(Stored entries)
——

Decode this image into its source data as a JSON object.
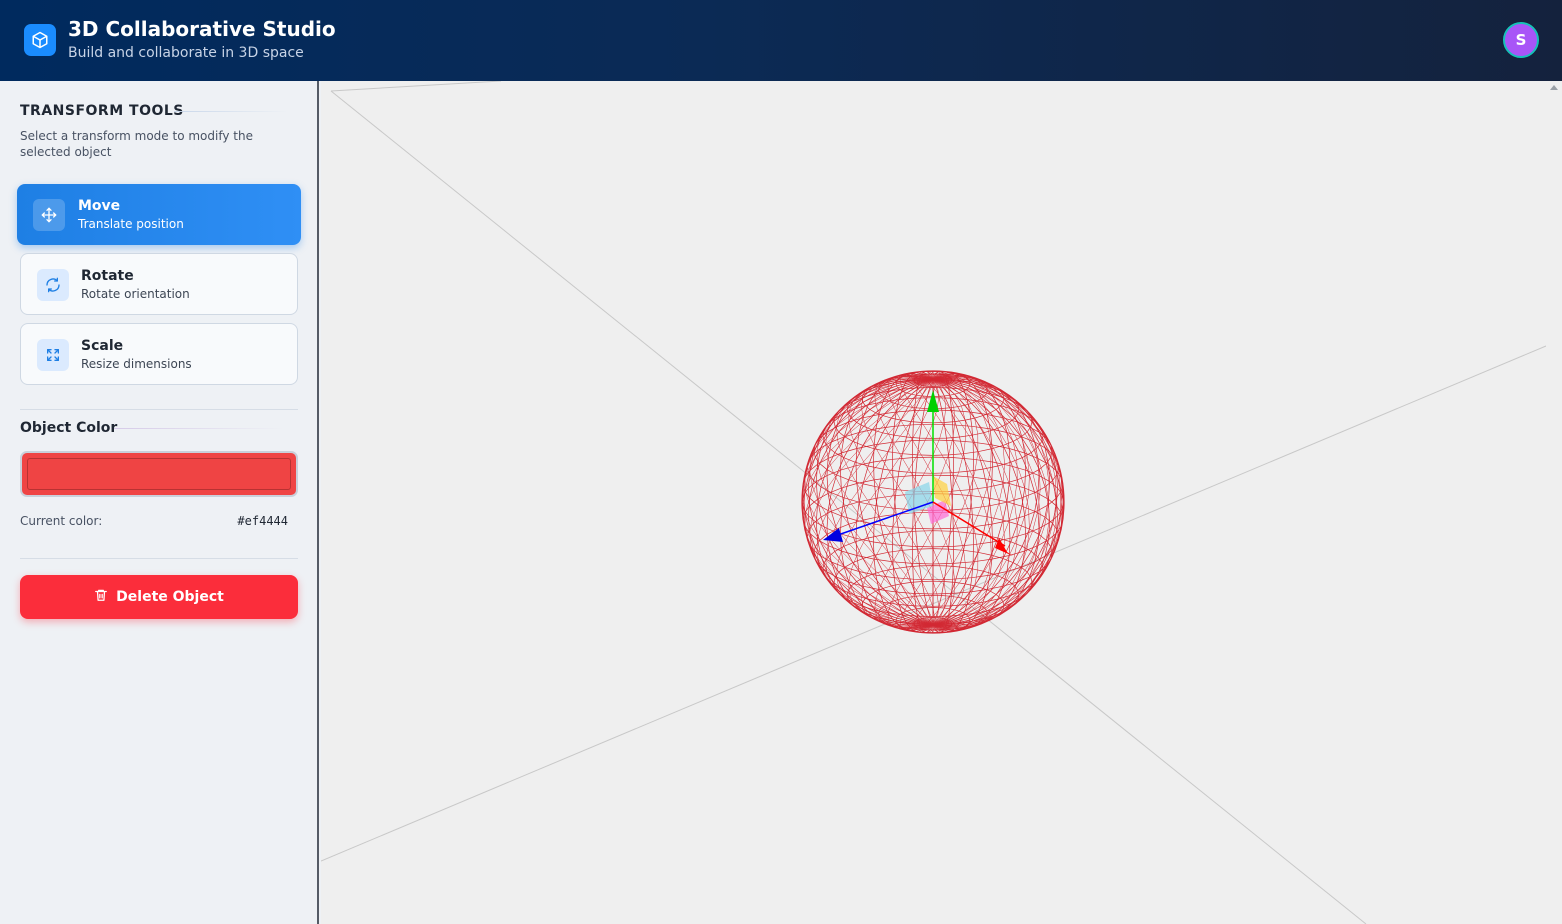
{
  "header": {
    "title": "3D Collaborative Studio",
    "subtitle": "Build and collaborate in 3D space",
    "user_initial": "S",
    "logo_icon": "cube-icon"
  },
  "sidebar": {
    "transform_title": "TRANSFORM TOOLS",
    "transform_desc": "Select a transform mode to modify the selected object",
    "tools": [
      {
        "label": "Move",
        "sub": "Translate position",
        "icon": "move-icon",
        "active": true
      },
      {
        "label": "Rotate",
        "sub": "Rotate orientation",
        "icon": "rotate-icon",
        "active": false
      },
      {
        "label": "Scale",
        "sub": "Resize dimensions",
        "icon": "scale-icon",
        "active": false
      }
    ],
    "color_title": "Object Color",
    "current_color_label": "Current color:",
    "current_color_value": "#ef4444",
    "delete_label": "Delete Object"
  },
  "viewport": {
    "object": "sphere-wireframe",
    "object_color": "#ef4444",
    "gizmo_axes": {
      "x": "#ff0000",
      "y": "#00ff00",
      "z": "#0000ff"
    }
  },
  "colors": {
    "accent": "#1e7fe4",
    "danger": "#fb2d3b",
    "avatar": "#a855f7"
  }
}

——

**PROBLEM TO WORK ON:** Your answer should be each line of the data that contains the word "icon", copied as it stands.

**WRITTEN RESPONSE:**
    "logo_icon": "cube-icon"
        "icon": "move-icon",
        "icon": "rotate-icon",
        "icon": "scale-icon",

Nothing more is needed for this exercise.